RECORDS:
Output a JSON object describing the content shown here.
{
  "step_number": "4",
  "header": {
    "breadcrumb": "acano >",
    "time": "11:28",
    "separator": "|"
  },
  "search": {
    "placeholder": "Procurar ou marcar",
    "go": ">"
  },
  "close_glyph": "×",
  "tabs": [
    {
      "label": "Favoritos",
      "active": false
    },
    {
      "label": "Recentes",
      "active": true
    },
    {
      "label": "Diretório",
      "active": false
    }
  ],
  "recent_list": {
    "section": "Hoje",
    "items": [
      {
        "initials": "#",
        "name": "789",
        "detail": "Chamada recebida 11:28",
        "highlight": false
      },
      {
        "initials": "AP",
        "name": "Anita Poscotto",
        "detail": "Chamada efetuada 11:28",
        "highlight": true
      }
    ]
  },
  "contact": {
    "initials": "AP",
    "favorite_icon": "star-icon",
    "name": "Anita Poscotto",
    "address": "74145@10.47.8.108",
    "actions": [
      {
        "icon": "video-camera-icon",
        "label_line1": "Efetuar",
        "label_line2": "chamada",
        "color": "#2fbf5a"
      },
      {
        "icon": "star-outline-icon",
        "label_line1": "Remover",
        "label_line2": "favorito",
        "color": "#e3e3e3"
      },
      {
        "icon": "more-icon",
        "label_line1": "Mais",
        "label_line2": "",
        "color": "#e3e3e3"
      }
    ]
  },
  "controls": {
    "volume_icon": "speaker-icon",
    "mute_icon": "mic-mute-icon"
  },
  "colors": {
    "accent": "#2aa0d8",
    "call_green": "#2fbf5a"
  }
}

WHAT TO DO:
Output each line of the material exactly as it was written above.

ANSWER BELOW:
Output a JSON object describing the content shown here.
{
  "step_number": "4",
  "header": {
    "breadcrumb": "acano >",
    "time": "11:28",
    "separator": "|"
  },
  "search": {
    "placeholder": "Procurar ou marcar",
    "go": ">"
  },
  "close_glyph": "×",
  "tabs": [
    {
      "label": "Favoritos",
      "active": false
    },
    {
      "label": "Recentes",
      "active": true
    },
    {
      "label": "Diretório",
      "active": false
    }
  ],
  "recent_list": {
    "section": "Hoje",
    "items": [
      {
        "initials": "#",
        "name": "789",
        "detail": "Chamada recebida 11:28",
        "highlight": false
      },
      {
        "initials": "AP",
        "name": "Anita Poscotto",
        "detail": "Chamada efetuada 11:28",
        "highlight": true
      }
    ]
  },
  "contact": {
    "initials": "AP",
    "favorite_icon": "star-icon",
    "name": "Anita Poscotto",
    "address": "74145@10.47.8.108",
    "actions": [
      {
        "icon": "video-camera-icon",
        "label_line1": "Efetuar",
        "label_line2": "chamada",
        "color": "#2fbf5a"
      },
      {
        "icon": "star-outline-icon",
        "label_line1": "Remover",
        "label_line2": "favorito",
        "color": "#e3e3e3"
      },
      {
        "icon": "more-icon",
        "label_line1": "Mais",
        "label_line2": "",
        "color": "#e3e3e3"
      }
    ]
  },
  "controls": {
    "volume_icon": "speaker-icon",
    "mute_icon": "mic-mute-icon"
  },
  "colors": {
    "accent": "#2aa0d8",
    "call_green": "#2fbf5a"
  }
}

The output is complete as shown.